Like LeBlanc, Sadie Edwards, also has family ties to Arizona State. Her mother swam for the Sun Devils.
But she decided not to follow in her mother’s footsteps.
Instead, Edwards, will attend the University of Utah, where she will also prepare for nursing school.
“Utah has this balance of academics and swim I was looking for,” Edwards said. “It’s a competitive program and they have a fantastic medical program. The unity within their team was something I was really drawn too.”
Edwards is nearing graduation from Paradise Valley High School. She won gold in the girls 100-yard butterfly, 100-yard backstroke, 100-yard fly and 100-yard breaststroke at the AIA state meet back in November.
The four titles add to her other honors won at various divisions throughout high school.
Now, she hopes to win sectionals with the Scottsdale Aquatic Club in March.
“We are both close to the times we need for Olympic Trials,” Edwards said. “It’s the main goal for us. It’s one of the fastest meets in the world. It’s exciting.”
Both swimmers are just two examples of the talent coming through the club.
Just this year, the club produced swimmers soon head-off to college at the likes of Oklahoma State, Penn State, BYU, Colorado Mesa, Texas, Kansas, Army West Point, Air Force, Denver, Georgetown and Yale.
Several other swimmers still remain undecided on where they will attend college but hold scholarship offers to several universities.
“They’ve all bought in to Kevin’s vision of what is possible for them,” said Laurel Hill, who has been coaching with the program for 10 years. “I’m just super proud of all of these kids.”
Sue Cox has served as the club’s college recruiting liaison for several years. She helps the swimmers prepare for the recruiting process.
But more importantly, she teaches them and their parents how to go about choosing a college right for them.
“My goal is for them to have already thought about the process when they sit down to make their decision,” Cox said. “I want them to think about their academics and work with their parents.”
Before she became the recruiting liaison for Scottsdale Aquatic Club, Cox was a parent. Her three daughters all went through the club and went on to swim at major division I programs.
Cox doesn’t look at her role with the team as a job but rather her way of giving back to the club that allowed her girls the opportunity to fulfill their dreams of swimming at the college level.

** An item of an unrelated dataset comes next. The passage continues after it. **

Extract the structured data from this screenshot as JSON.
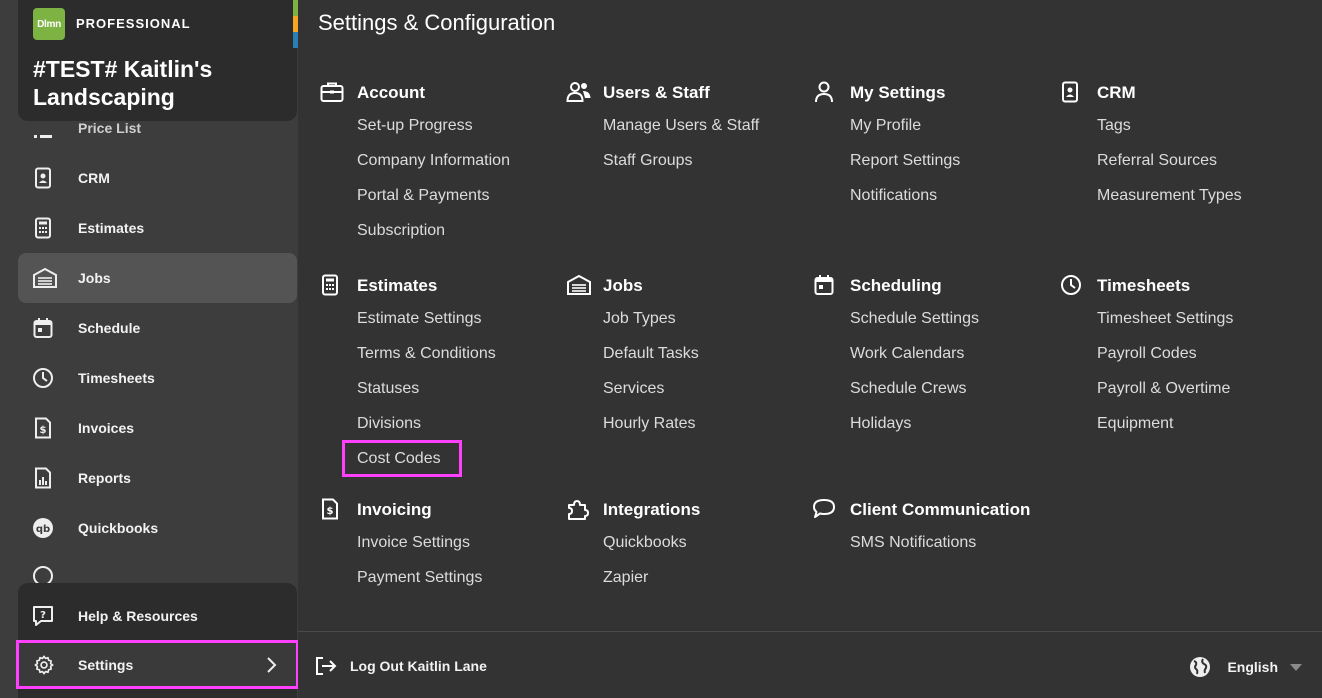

“This was a great road for my family,” Cox said. “Even now, my girls are still reaping the benefits of coming through this program. It’s me giving back for as a family, what we have reaped from this program.”
Despite the long days, grueling practice schedules and dedication it takes to compete at the level the Scottsdale Aquatic Club does, it’s rare to see a swimmer or coach without a smile on his or her face.
Scottsdale Aquatic Club has become a family they can always rely on no matter how long they have been away from the program.
It’s this type of atmosphere that not only has helped breed successful college swimmers, but also keeps those like Zacher coming back.
“We’ve created an environment where kids and coaches like being here,” Zacher said. “That helps getting them to work hard. These are just good people and good kids. It’s a really good sport to be a part of.”